Bruce Kidd, OC, professor of sport and public policy, University of Toronto
All book introductions should include a personal statement by the author to enlighten readers about where they are coming from and what baggage they are carrying. So here goes. I like sport and have participated in it throughout my life. I played my last game aged 69, scoring 20 not out and taking 5 wickets for 11 runs. It took all those intervening years for me to realize that as a bowler I should pitch the ball where I would not like it as a batsman. Now in my seventies, I play golf, confusing my partners by switching from my right to my left hand for putting and chipping, and amazing myself by achieving a hole-in-one – but one unseen by anyone, including myself, because of the layout of the course. My other sport is lawn bowls, which I took up with my wife as two of the youngest members of the group at a local rink, where after twelve ends we up and off to enjoy drinks and cakes.
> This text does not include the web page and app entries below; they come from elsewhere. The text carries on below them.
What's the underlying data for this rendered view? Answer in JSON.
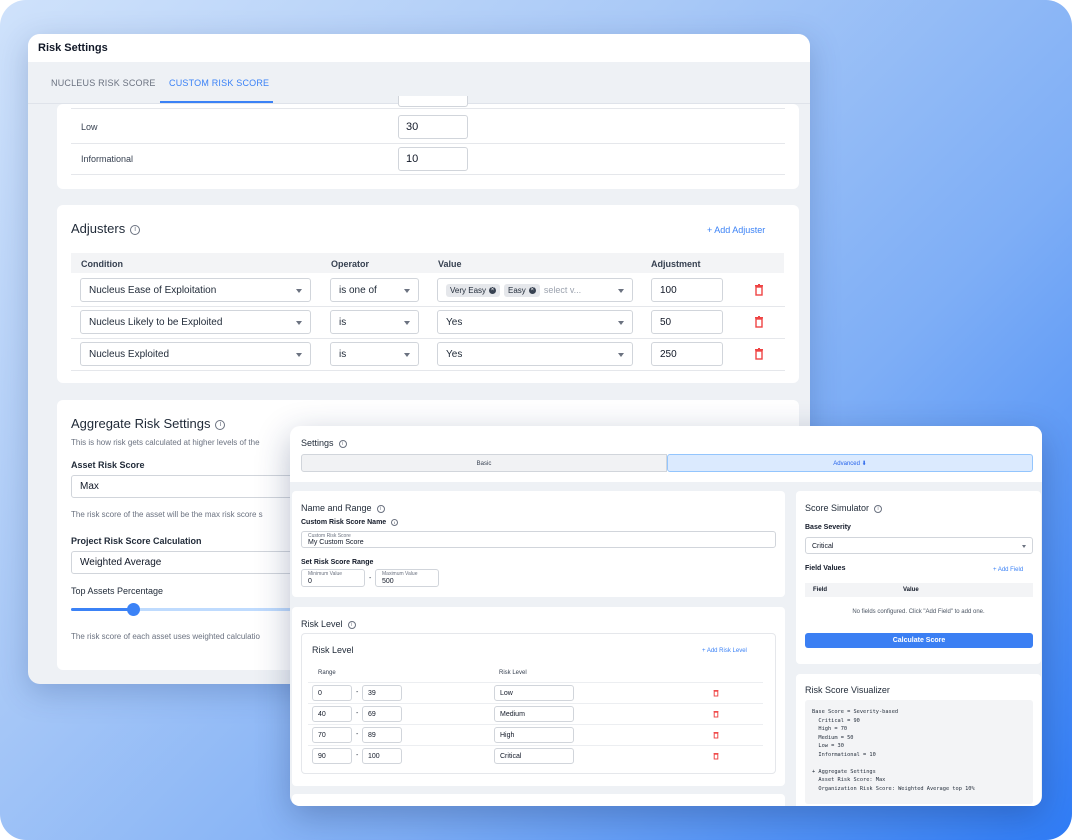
{
  "back_window": {
    "title": "Risk Settings",
    "tabs": [
      {
        "label": "NUCLEUS RISK SCORE",
        "active": false
      },
      {
        "label": "CUSTOM RISK SCORE",
        "active": true
      }
    ],
    "severity_scores": [
      {
        "label": "Low",
        "value": "30"
      },
      {
        "label": "Informational",
        "value": "10"
      }
    ],
    "adjusters": {
      "title": "Adjusters",
      "add_label": "+ Add Adjuster",
      "columns": [
        "Condition",
        "Operator",
        "Value",
        "Adjustment"
      ],
      "rows": [
        {
          "condition": "Nucleus Ease of Exploitation",
          "operator": "is one of",
          "chips": [
            "Very Easy",
            "Easy"
          ],
          "value_placeholder": "select v...",
          "adjustment": "100"
        },
        {
          "condition": "Nucleus Likely to be Exploited",
          "operator": "is",
          "value": "Yes",
          "adjustment": "50"
        },
        {
          "condition": "Nucleus Exploited",
          "operator": "is",
          "value": "Yes",
          "adjustment": "250"
        }
      ]
    },
    "aggregate": {
      "title": "Aggregate Risk Settings",
      "description": "This is how risk gets calculated at higher levels of the",
      "asset_label": "Asset Risk Score",
      "asset_value": "Max",
      "asset_help": "The risk score of the asset will be the max risk score s",
      "project_label": "Project Risk Score Calculation",
      "project_value": "Weighted Average",
      "top_assets_label": "Top Assets Percentage",
      "top_assets_percent": 24,
      "bottom_help": "The risk score of each asset uses weighted calculatio"
    }
  },
  "front_window": {
    "settings_title": "Settings",
    "modes": [
      {
        "label": "Basic",
        "active": false
      },
      {
        "label": "Advanced ⬇",
        "active": true
      }
    ],
    "name_range": {
      "title": "Name and Range",
      "custom_name_label": "Custom Risk Score Name",
      "custom_name_small": "Custom Risk Score",
      "custom_name_value": "My Custom Score",
      "range_label": "Set Risk Score Range",
      "min_label": "Minimum Value",
      "min_value": "0",
      "max_label": "Maximum Value",
      "max_value": "500"
    },
    "risk_level": {
      "title": "Risk Level",
      "inner_title": "Risk Level",
      "add_label": "+ Add Risk Level",
      "columns": [
        "Range",
        "Risk Level"
      ],
      "rows": [
        {
          "min": "0",
          "max": "39",
          "level": "Low"
        },
        {
          "min": "40",
          "max": "69",
          "level": "Medium"
        },
        {
          "min": "70",
          "max": "89",
          "level": "High"
        },
        {
          "min": "90",
          "max": "100",
          "level": "Critical"
        }
      ]
    },
    "simulator": {
      "title": "Score Simulator",
      "base_label": "Base Severity",
      "base_value": "Critical",
      "field_values_label": "Field Values",
      "add_field": "+ Add Field",
      "columns": [
        "Field",
        "Value"
      ],
      "empty_text": "No fields configured. Click \"Add Field\" to add one.",
      "calc_button": "Calculate Score"
    },
    "visualizer": {
      "title": "Risk Score Visualizer",
      "lines": [
        "Base Score = Severity-based",
        "  Critical = 90",
        "  High = 70",
        "  Medium = 50",
        "  Low = 30",
        "  Informational = 10",
        "",
        "+ Aggregate Settings",
        "  Asset Risk Score: Max",
        "  Organization Risk Score: Weighted Average top 10%"
      ]
    }
  },
  "colors": {
    "accent": "#3b82f6",
    "danger": "#ef4444",
    "button": "#3b7ff3"
  }
}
I hope this book will show that I am a fan of sport, but not an uncritical one. What about my sporting prejudices? I support Hibernian and Barnsley football clubs (fortunately, they never have to play each other) and Yorkshire County cricket team, but I prefer watching sport on television to being there. I enjoy following the Tour de France (despite the drugs) but have given up on athletics (because of the drugs). I do not like (or perhaps do not understand) American sports. The scores in basketball are too high and I cannot fathom why in baseball a hit over the fence can score 1, 2, 3 or 4 rather than the undisputed 6 in cricket. However, I am ambivalent about gridiron, admiring the strategies but wondering why a ‘touchdown’ doesn’t actually involve touching down. I am not a fan of Rangers or Celtic, corrupt and incompetent sporting officialdom (that doesn’t leave many unscathed) or the claimed ‘Olympic spirit’.
This book is a personal record of what I believe has been significant in the development of sport, and of course others might have selected different issues. I have written it for the intelligent sports fan, who is not the oxymoron depicted by many commentators in high and even popular culture. The intention is to entertain but also inform and perhaps educate. Enjoy.